Data extracted from a collection
-*-

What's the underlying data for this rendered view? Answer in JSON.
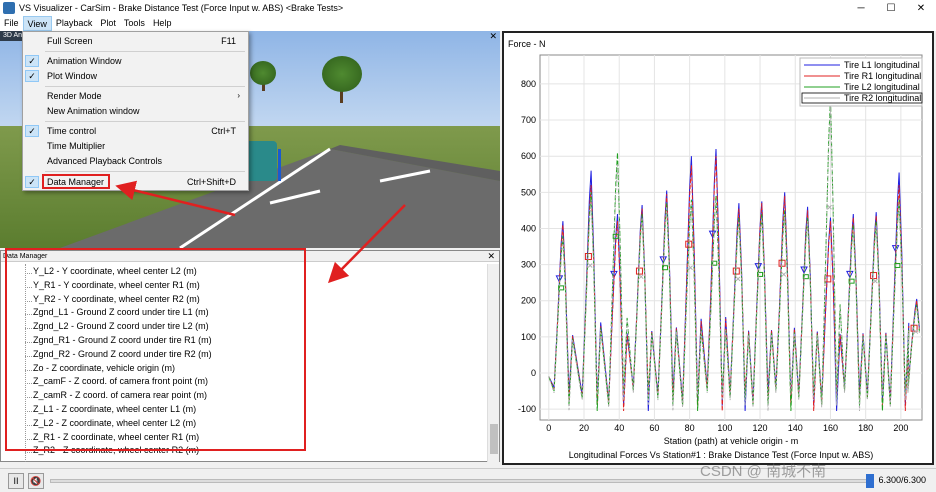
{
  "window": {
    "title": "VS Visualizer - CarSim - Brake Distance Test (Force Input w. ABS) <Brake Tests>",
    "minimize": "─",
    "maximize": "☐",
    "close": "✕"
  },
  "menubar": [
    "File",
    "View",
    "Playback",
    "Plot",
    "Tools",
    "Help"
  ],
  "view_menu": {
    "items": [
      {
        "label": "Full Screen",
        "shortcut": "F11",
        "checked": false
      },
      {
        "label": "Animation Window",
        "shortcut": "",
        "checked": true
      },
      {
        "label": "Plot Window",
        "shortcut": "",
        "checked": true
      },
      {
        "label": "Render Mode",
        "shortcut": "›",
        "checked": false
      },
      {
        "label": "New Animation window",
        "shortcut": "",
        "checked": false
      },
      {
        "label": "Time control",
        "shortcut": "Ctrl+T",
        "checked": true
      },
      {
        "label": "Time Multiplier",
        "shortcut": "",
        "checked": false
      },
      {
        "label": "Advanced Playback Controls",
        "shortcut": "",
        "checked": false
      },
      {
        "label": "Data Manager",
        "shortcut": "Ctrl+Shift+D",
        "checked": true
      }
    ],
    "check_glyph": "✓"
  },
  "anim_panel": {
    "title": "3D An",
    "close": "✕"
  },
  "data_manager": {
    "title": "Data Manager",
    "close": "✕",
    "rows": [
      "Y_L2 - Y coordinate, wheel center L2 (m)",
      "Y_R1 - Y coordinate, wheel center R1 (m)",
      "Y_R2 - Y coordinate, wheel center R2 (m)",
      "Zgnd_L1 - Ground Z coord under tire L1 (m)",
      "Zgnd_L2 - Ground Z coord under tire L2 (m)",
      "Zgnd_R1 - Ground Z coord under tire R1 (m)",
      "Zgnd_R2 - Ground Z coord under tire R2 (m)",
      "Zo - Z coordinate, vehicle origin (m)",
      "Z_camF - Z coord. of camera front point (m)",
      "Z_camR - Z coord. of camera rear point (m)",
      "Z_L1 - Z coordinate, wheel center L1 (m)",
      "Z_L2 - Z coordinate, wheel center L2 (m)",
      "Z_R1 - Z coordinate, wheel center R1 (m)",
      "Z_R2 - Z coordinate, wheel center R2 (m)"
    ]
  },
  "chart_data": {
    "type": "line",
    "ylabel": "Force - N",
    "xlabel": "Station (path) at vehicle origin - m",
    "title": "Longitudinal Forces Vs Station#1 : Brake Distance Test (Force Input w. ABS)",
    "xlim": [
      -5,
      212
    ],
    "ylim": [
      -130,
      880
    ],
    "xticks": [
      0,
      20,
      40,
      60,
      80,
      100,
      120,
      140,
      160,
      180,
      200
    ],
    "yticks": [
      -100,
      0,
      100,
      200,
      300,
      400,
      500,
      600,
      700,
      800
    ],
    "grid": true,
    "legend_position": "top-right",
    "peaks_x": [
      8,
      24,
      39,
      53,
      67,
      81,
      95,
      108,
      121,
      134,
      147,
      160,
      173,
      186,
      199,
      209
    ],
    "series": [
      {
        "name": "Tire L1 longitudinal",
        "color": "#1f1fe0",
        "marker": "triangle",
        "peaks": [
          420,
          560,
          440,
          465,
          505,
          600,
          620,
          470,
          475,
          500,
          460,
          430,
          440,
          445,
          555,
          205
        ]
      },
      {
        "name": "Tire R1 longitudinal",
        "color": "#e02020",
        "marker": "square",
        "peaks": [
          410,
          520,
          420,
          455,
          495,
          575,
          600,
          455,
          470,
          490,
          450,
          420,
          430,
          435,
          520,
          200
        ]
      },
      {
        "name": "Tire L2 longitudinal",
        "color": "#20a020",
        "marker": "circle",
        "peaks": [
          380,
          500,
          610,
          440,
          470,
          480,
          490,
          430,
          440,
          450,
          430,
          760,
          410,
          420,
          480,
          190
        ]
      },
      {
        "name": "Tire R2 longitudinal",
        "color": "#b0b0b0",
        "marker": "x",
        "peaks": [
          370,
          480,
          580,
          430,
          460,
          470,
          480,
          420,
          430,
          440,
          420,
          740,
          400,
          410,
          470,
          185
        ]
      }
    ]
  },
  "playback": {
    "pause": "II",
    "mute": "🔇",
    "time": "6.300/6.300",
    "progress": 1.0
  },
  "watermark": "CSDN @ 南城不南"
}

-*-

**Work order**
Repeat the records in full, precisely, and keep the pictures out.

**Task answer**
What's the underlying data for this rendered view? Answer in JSON.
{
  "window": {
    "title": "VS Visualizer - CarSim - Brake Distance Test (Force Input w. ABS) <Brake Tests>",
    "minimize": "─",
    "maximize": "☐",
    "close": "✕"
  },
  "menubar": [
    "File",
    "View",
    "Playback",
    "Plot",
    "Tools",
    "Help"
  ],
  "view_menu": {
    "items": [
      {
        "label": "Full Screen",
        "shortcut": "F11",
        "checked": false
      },
      {
        "label": "Animation Window",
        "shortcut": "",
        "checked": true
      },
      {
        "label": "Plot Window",
        "shortcut": "",
        "checked": true
      },
      {
        "label": "Render Mode",
        "shortcut": "›",
        "checked": false
      },
      {
        "label": "New Animation window",
        "shortcut": "",
        "checked": false
      },
      {
        "label": "Time control",
        "shortcut": "Ctrl+T",
        "checked": true
      },
      {
        "label": "Time Multiplier",
        "shortcut": "",
        "checked": false
      },
      {
        "label": "Advanced Playback Controls",
        "shortcut": "",
        "checked": false
      },
      {
        "label": "Data Manager",
        "shortcut": "Ctrl+Shift+D",
        "checked": true
      }
    ],
    "check_glyph": "✓"
  },
  "anim_panel": {
    "title": "3D An",
    "close": "✕"
  },
  "data_manager": {
    "title": "Data Manager",
    "close": "✕",
    "rows": [
      "Y_L2 - Y coordinate, wheel center L2 (m)",
      "Y_R1 - Y coordinate, wheel center R1 (m)",
      "Y_R2 - Y coordinate, wheel center R2 (m)",
      "Zgnd_L1 - Ground Z coord under tire L1 (m)",
      "Zgnd_L2 - Ground Z coord under tire L2 (m)",
      "Zgnd_R1 - Ground Z coord under tire R1 (m)",
      "Zgnd_R2 - Ground Z coord under tire R2 (m)",
      "Zo - Z coordinate, vehicle origin (m)",
      "Z_camF - Z coord. of camera front point (m)",
      "Z_camR - Z coord. of camera rear point (m)",
      "Z_L1 - Z coordinate, wheel center L1 (m)",
      "Z_L2 - Z coordinate, wheel center L2 (m)",
      "Z_R1 - Z coordinate, wheel center R1 (m)",
      "Z_R2 - Z coordinate, wheel center R2 (m)"
    ]
  },
  "chart_data": {
    "type": "line",
    "ylabel": "Force - N",
    "xlabel": "Station (path) at vehicle origin - m",
    "title": "Longitudinal Forces Vs Station#1 : Brake Distance Test (Force Input w. ABS)",
    "xlim": [
      -5,
      212
    ],
    "ylim": [
      -130,
      880
    ],
    "xticks": [
      0,
      20,
      40,
      60,
      80,
      100,
      120,
      140,
      160,
      180,
      200
    ],
    "yticks": [
      -100,
      0,
      100,
      200,
      300,
      400,
      500,
      600,
      700,
      800
    ],
    "grid": true,
    "legend_position": "top-right",
    "peaks_x": [
      8,
      24,
      39,
      53,
      67,
      81,
      95,
      108,
      121,
      134,
      147,
      160,
      173,
      186,
      199,
      209
    ],
    "series": [
      {
        "name": "Tire L1 longitudinal",
        "color": "#1f1fe0",
        "marker": "triangle",
        "peaks": [
          420,
          560,
          440,
          465,
          505,
          600,
          620,
          470,
          475,
          500,
          460,
          430,
          440,
          445,
          555,
          205
        ]
      },
      {
        "name": "Tire R1 longitudinal",
        "color": "#e02020",
        "marker": "square",
        "peaks": [
          410,
          520,
          420,
          455,
          495,
          575,
          600,
          455,
          470,
          490,
          450,
          420,
          430,
          435,
          520,
          200
        ]
      },
      {
        "name": "Tire L2 longitudinal",
        "color": "#20a020",
        "marker": "circle",
        "peaks": [
          380,
          500,
          610,
          440,
          470,
          480,
          490,
          430,
          440,
          450,
          430,
          760,
          410,
          420,
          480,
          190
        ]
      },
      {
        "name": "Tire R2 longitudinal",
        "color": "#b0b0b0",
        "marker": "x",
        "peaks": [
          370,
          480,
          580,
          430,
          460,
          470,
          480,
          420,
          430,
          440,
          420,
          740,
          400,
          410,
          470,
          185
        ]
      }
    ]
  },
  "playback": {
    "pause": "II",
    "mute": "🔇",
    "time": "6.300/6.300",
    "progress": 1.0
  },
  "watermark": "CSDN @ 南城不南"
}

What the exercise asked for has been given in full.